[Directions]
Your response should contain every line from the data below that holds the string "Soup".

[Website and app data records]
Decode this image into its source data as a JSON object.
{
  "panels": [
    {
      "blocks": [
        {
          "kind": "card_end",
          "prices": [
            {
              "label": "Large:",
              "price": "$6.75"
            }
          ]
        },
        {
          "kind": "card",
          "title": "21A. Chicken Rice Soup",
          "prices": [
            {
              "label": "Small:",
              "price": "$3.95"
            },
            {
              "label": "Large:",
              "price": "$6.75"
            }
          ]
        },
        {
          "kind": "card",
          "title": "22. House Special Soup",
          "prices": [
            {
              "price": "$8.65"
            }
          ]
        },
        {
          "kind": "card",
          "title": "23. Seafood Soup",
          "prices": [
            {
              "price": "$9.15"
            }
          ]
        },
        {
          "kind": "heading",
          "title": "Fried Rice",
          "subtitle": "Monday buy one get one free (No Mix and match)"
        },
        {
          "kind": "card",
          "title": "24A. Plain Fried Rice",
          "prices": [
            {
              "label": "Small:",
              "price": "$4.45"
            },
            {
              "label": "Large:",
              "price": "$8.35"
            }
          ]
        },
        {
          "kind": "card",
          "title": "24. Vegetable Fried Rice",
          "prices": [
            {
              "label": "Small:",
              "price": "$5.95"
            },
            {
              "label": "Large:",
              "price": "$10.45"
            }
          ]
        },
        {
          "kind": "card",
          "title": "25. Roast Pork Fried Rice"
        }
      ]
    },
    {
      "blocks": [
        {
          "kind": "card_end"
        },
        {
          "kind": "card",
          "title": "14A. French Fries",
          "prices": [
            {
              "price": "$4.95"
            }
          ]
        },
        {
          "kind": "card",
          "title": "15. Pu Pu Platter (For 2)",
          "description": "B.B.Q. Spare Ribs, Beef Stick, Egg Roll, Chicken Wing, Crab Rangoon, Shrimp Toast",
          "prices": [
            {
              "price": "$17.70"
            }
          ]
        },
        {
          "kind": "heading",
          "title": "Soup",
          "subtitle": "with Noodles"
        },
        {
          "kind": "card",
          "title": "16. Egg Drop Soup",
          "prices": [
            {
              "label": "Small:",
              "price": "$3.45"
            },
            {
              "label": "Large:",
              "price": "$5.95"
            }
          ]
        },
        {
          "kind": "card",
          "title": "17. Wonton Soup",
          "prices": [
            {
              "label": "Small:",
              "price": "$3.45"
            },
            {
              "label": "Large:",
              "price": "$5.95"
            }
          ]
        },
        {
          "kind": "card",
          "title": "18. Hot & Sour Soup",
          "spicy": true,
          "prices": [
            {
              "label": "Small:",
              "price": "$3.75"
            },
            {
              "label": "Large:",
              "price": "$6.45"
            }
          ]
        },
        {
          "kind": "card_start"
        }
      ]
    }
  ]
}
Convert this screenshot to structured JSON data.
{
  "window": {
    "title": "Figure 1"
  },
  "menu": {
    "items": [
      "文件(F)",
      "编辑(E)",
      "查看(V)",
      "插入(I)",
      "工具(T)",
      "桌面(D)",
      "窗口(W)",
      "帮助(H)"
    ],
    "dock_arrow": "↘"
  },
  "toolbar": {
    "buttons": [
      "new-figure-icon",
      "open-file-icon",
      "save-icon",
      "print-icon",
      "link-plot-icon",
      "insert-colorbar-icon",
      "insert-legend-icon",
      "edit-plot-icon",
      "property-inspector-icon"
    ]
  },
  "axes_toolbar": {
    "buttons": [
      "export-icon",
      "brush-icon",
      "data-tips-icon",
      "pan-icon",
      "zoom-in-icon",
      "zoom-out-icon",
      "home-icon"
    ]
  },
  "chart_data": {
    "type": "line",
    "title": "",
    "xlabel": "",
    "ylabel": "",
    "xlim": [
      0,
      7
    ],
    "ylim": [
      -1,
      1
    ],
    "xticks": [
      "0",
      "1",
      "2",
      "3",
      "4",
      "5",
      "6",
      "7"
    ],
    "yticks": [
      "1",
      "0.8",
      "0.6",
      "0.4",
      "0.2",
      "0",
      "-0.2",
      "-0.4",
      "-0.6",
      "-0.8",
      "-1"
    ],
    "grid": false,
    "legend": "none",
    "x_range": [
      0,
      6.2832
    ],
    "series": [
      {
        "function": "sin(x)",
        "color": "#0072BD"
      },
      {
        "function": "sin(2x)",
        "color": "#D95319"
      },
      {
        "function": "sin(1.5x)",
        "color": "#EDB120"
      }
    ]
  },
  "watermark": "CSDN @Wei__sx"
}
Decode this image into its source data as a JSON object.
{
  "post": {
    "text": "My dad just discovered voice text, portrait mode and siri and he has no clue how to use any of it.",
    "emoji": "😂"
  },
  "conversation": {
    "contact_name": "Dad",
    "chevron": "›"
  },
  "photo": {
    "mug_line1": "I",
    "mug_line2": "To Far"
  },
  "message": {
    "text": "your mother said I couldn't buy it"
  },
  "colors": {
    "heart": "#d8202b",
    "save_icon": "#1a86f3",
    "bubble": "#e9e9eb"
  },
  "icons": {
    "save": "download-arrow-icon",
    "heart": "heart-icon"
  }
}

[Answer to the exercise]
          "title": "21A. Chicken Rice Soup",
          "title": "22. House Special Soup",
          "title": "23. Seafood Soup",
          "title": "Soup",
          "title": "16. Egg Drop Soup",
          "title": "17. Wonton Soup",
          "title": "18. Hot & Sour Soup",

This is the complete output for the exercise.